This last part was easy, I had been running a little research on the side for year and a half with a cheapo Harbor Freight 1.5 W panel, originally intended to help me run a desktop motherboard on solar, but I was stumped at the time by the problem of pulling both 12 V and also 5 V.
This was no longer a problem, XOs thrive in pretty much whatever you give 'em. So it was written, and it is the true truth. The fact that the panel had been all that time on my roof and still works just fine makes me trust these to recommend them to others.
The plug was the worst. It has been said that the power plugs for the prototypes of the XO came from a bag of components that had been given to Mary Lou Jepsen for free, from a discontinued North Korean-Contra project MIT had been developing in the 90's, and she used these because at the time the nascent OLPC could not afford to go to
Radio Shack for a few standard parts.
Well, I made that up, but it is possible that the real story, when finally gets told, will be almost as weird as that. I won't push further, because finally I went from friend to friend to find Richard Smith as friendly and helpful as they come. He describes himself as the "EC, battery, and power guy" of OLPC, and so I know that the issue is now in good hands, whatever happened before he took over the role.
So then one good day I actually had an hour available before sunset, I made myself a plug off some copper, a Bic pen and some glue, checked everything with my tester one last time, and went outside for the last 5 minutes of sun with a thoroughly discharged XO. I got the pretty orange LED coming on, but no time for more.
Yamandu working hard
The XO would not power at all after the sun set, but that was par for what I expected from just a few minutes of solar rays.
Next day during my noon break I asked a colleague to come with me to the parking lot, hooked all together, and powered the machine.
He took a few pictures. First ever XO on solar sighted in the wild! Austin, Texas, 4/23/08 11:58. The shirt and yerbamate gourd are a salute to the valiant OLPC people in Uruguay, ¡Vamo pa'rriba La Celeste que no ni no! Sugar on Solar, April 23 11:58 am
So you did your stunt. What next?
Actually running an XO on solar in a parking lot of Austin is thoroughly meaningless if people cannot use this solution themselves. It's like if someone would dare to present the XO to the UN when supply is sparse, there is no ready instructional content and the mesh looks like a young lady's nylons after a rave. Nobody would do this, right? Except for the right reasons, and that's for another article. We all do owe a lot to Nicholas.
Anyway, I plan to offer some pre-assembled units and all data so other people can build their own or just buy from me. Reinvest the income in research and if any profit, 100% to solar for developing countries projects. I hope to be able to get some donations too, for even though I already have had 3 inquiries, it is unlikely this will become a real business, but who knows, this might be the XO killer peripheral.
Oh, and I also hope I will now be taken seriously for a couple developer's XOs.

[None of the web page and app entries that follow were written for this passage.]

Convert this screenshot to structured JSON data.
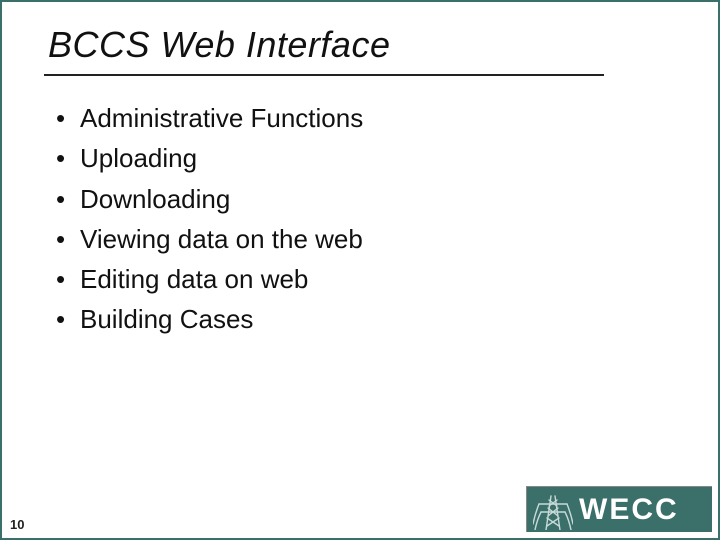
{
  "title": "BCCS Web Interface",
  "bullets": [
    "Administrative Functions",
    "Uploading",
    "Downloading",
    "Viewing data on the web",
    "Editing data on web",
    "Building Cases"
  ],
  "page_number": "10",
  "logo": {
    "text": "WECC"
  }
}
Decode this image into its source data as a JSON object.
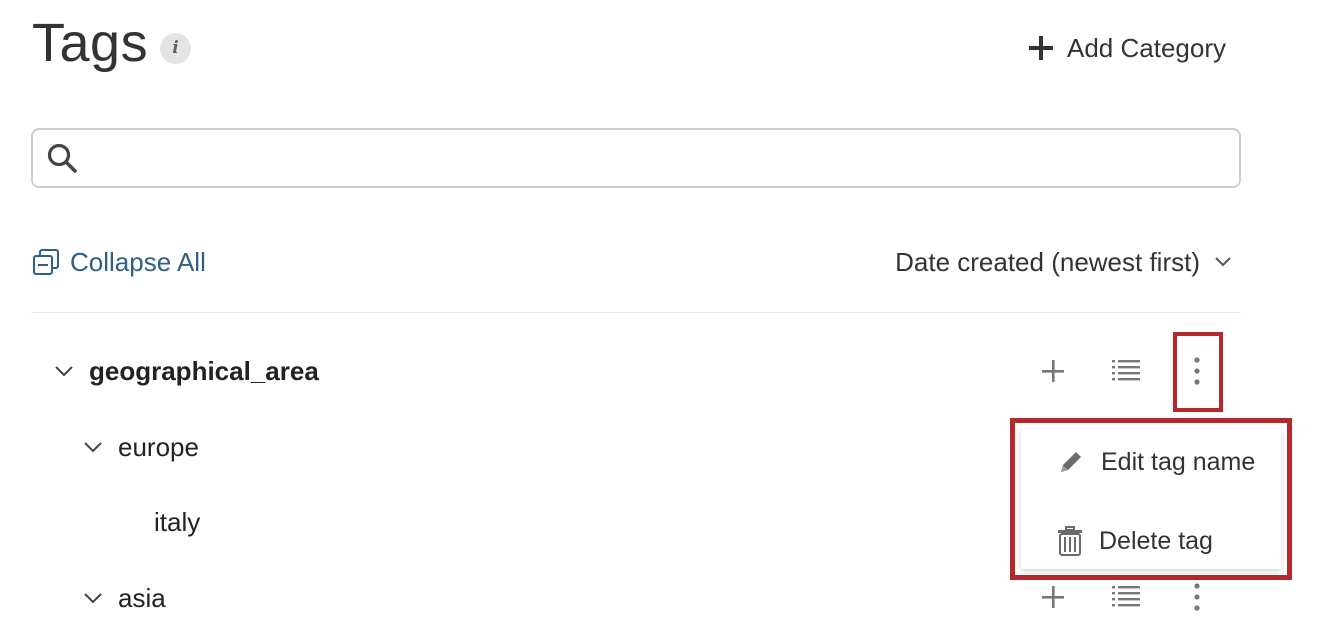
{
  "header": {
    "title": "Tags",
    "info_glyph": "i",
    "add_category_label": "Add Category"
  },
  "search": {
    "placeholder": "",
    "value": ""
  },
  "toolbar": {
    "collapse_all_label": "Collapse All",
    "sort_label": "Date created (newest first)"
  },
  "tree": [
    {
      "label": "geographical_area",
      "level": 0,
      "expanded": true,
      "bold": true
    },
    {
      "label": "europe",
      "level": 1,
      "expanded": true,
      "bold": false
    },
    {
      "label": "italy",
      "level": 2,
      "expanded": false,
      "bold": false
    },
    {
      "label": "asia",
      "level": 1,
      "expanded": true,
      "bold": false
    }
  ],
  "context_menu": {
    "items": [
      {
        "label": "Edit tag name",
        "icon": "pencil-icon"
      },
      {
        "label": "Delete tag",
        "icon": "trash-icon"
      }
    ]
  },
  "colors": {
    "accent_link": "#2f5f86",
    "highlight_red": "#b3292e",
    "icon_gray": "#777777"
  }
}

The current (partial) solar solution would retail for under $30, and available as soon I get the good plugs, that apparently do exist for purchase. Maybe enough solar kits will be sold so I will be able to afford to buy the XOs I need on eBay :-)
Well, no. The 1.5 W panel powers the computer fine but does not charge the battery. So I need to keep working. Updates in the XO Solar page of the OLPC wiki.